Steve Geissinger, who for years brought you news from our Sacramento office before falling victim to our company’s latest downsizing late last month, has landed on his feet, just as I knew he would: He’s the new reporter for Capitol Television News Service, as reporter Rob Griffith moves up to be bureau chief.
CTNS is an independent, subscriber-driven news service supplying dozens of television news departments across the state with daily satellite video feeds and news stories on state news and political developments. CTNS News Director Steve Mallory, himself a former correspondent, said Steve will continue CTNS’ tradition of reliable and objective reports to its subscriber stations: “For more than 20 years, CTNS has delivered the cold, hard facts on state politicians. I’m confident Steve will be a solid addition to our aggressive team of journalists.”
Being back in the saddle means Steve’s reinstatement as president of the Capitol Correspondents Association of California — not an easy post to stomach, given all the downsizing happening at news outlets everywhere.
“Amid state budget chaos, this is one of those historic times to keep an eye on the Capitol. But after I was forced to leave MediaNews in the downsizing of its Sacramento bureau, there were no mainstream newspaper job openings covering the Capitol,” Steve told me.
“Actually, I was told there will be more cuts and more cuts in the newspaper industry. Nobody really knows where it will stop. So I was very lucky a TV news service job opened at the right moment. But TV is under the same economic pressures caused by the Internet.

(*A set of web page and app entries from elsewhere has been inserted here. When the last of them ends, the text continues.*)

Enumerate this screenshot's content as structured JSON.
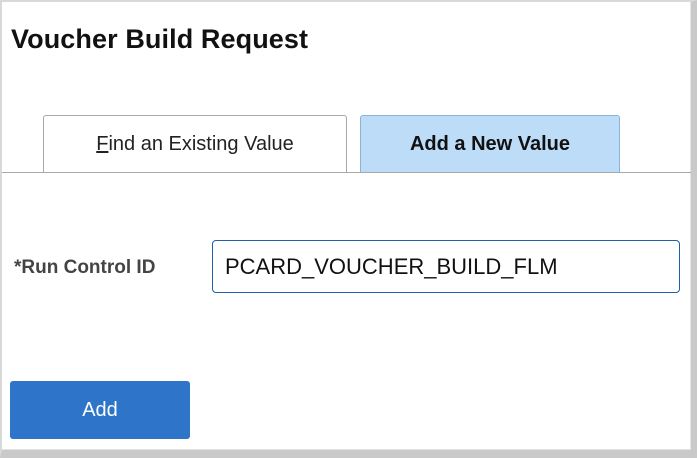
{
  "page": {
    "title": "Voucher Build Request"
  },
  "tabs": {
    "find_accesskey": "F",
    "find_rest": "ind an Existing Value",
    "add": "Add a New Value",
    "active": "add"
  },
  "form": {
    "run_control_label": "*Run Control ID",
    "run_control_value": "PCARD_VOUCHER_BUILD_FLM"
  },
  "actions": {
    "add_label": "Add"
  },
  "colors": {
    "active_tab": "#bcdcf8",
    "primary_button": "#2e74c9",
    "input_border": "#1d5faa"
  }
}
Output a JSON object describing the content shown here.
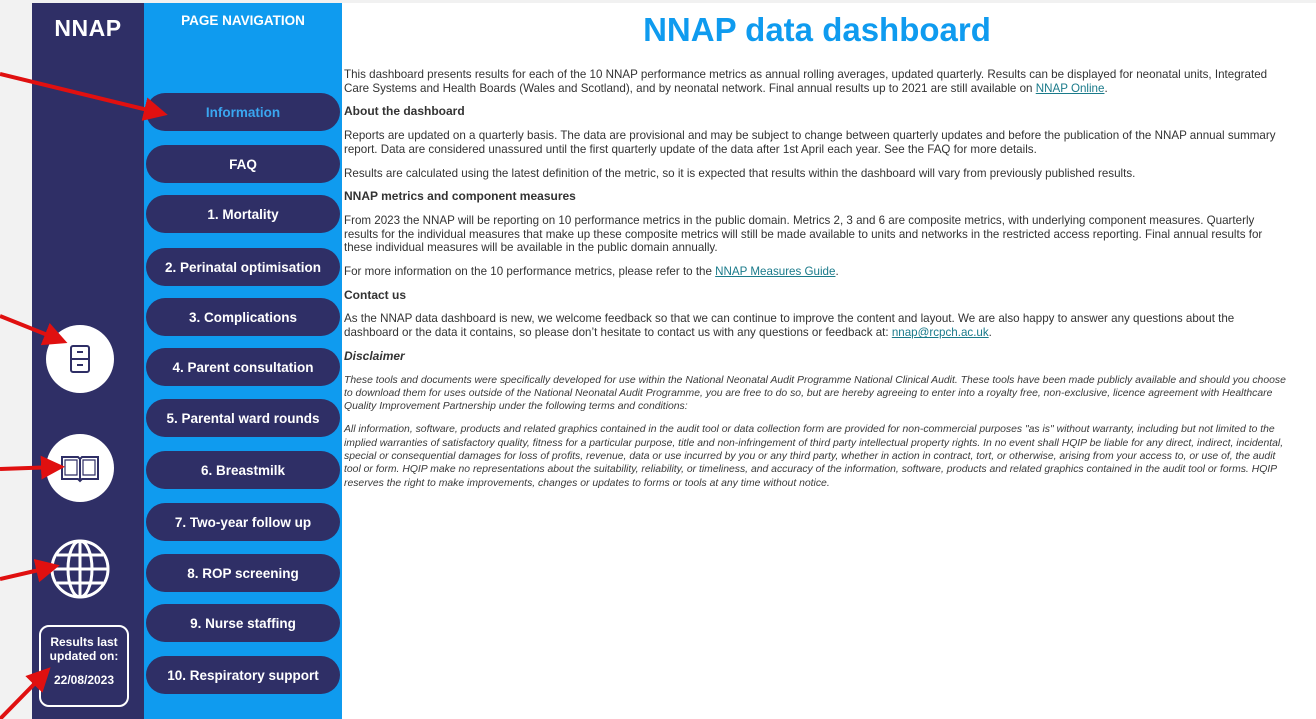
{
  "brand": "NNAP",
  "nav": {
    "title": "PAGE NAVIGATION",
    "items": [
      {
        "label": "Information"
      },
      {
        "label": "FAQ"
      },
      {
        "label": "1. Mortality"
      },
      {
        "label": "2. Perinatal optimisation"
      },
      {
        "label": "3. Complications"
      },
      {
        "label": "4. Parent consultation"
      },
      {
        "label": "5. Parental ward rounds"
      },
      {
        "label": "6. Breastmilk"
      },
      {
        "label": "7. Two-year follow up"
      },
      {
        "label": "8. ROP screening"
      },
      {
        "label": "9. Nurse staffing"
      },
      {
        "label": "10. Respiratory support"
      }
    ]
  },
  "side_icons": [
    "document-icon",
    "book-icon",
    "globe-icon"
  ],
  "results": {
    "line1": "Results last",
    "line2": "updated on:",
    "date": "22/08/2023"
  },
  "content": {
    "title": "NNAP data dashboard",
    "intro": "This dashboard presents results for each of the 10 NNAP performance metrics as annual rolling averages, updated quarterly. Results can be displayed for neonatal units, Integrated Care Systems and Health Boards (Wales and Scotland), and by neonatal network. Final annual results up to 2021 are still available on ",
    "intro_link": "NNAP Online",
    "intro_end": ".",
    "about_heading": "About the dashboard",
    "about_p1": "Reports are updated on a quarterly basis. The data are provisional and may be subject to change between quarterly updates and before the publication of the NNAP annual summary report. Data are considered unassured until the first quarterly update of the data after 1st April each year. See the FAQ for more details.",
    "about_p2": "Results are calculated using the latest definition of the metric, so it is expected that results within the dashboard will vary from previously published results.",
    "metrics_heading": "NNAP metrics and component measures",
    "metrics_p1": "From 2023 the NNAP will be reporting on 10 performance metrics in the public domain. Metrics 2, 3 and 6 are composite metrics, with underlying component measures. Quarterly results for the individual measures that make up these composite metrics will still be made available to units and networks in the restricted access reporting. Final annual results for these individual measures will be available in the public domain annually.",
    "metrics_p2": "For more information on the 10 performance metrics, please refer to the ",
    "metrics_link": "NNAP Measures Guide",
    "metrics_p2_end": ".",
    "contact_heading": "Contact us",
    "contact_p": "As the NNAP data dashboard is new, we welcome feedback so that we can continue to improve the content and layout. We are also happy to answer any questions about the dashboard or the data it contains, so please don’t hesitate to contact us with any questions or feedback at: ",
    "contact_link": "nnap@rcpch.ac.uk",
    "contact_end": ".",
    "disclaimer_heading": "Disclaimer",
    "disclaimer_p1": "These tools and documents were specifically developed for use within the National Neonatal Audit Programme National Clinical Audit. These tools have been made publicly available and should you choose to download them for uses outside of the National Neonatal Audit Programme, you are free to do so, but are hereby agreeing to enter into a royalty free, non-exclusive, licence agreement with Healthcare Quality Improvement Partnership under the following terms and conditions:",
    "disclaimer_p2": "All information, software, products and related graphics contained in the audit tool or data collection form are provided for non-commercial purposes \"as is\" without warranty, including but not limited to the implied warranties of satisfactory quality, fitness for a particular purpose, title and non-infringement of third party intellectual property rights. In no event shall HQIP be liable for any direct, indirect, incidental, special or consequential damages for loss of profits, revenue, data or use incurred by you or any third party, whether in action in contract, tort, or otherwise, arising from your access to, or use of, the audit tool or form. HQIP make no representations about the suitability, reliability, or timeliness, and accuracy of the information, software, products and related graphics contained in the audit tool or forms. HQIP reserves the right to make improvements, changes or updates to forms or tools at any time without notice."
  },
  "colors": {
    "navy": "#2f2f66",
    "blue": "#0f9bef",
    "arrow": "#e01010"
  }
}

Maybe something on the Internet will develop into a mainstream, objective watchdog independent of for-profit newspapers and TV. But right now, the watchdog that’s so key to democracy is fading away.”
Steve said as CCAC president he’s willing to assist any nonprofit foundation willing to step up to restore that watchdog.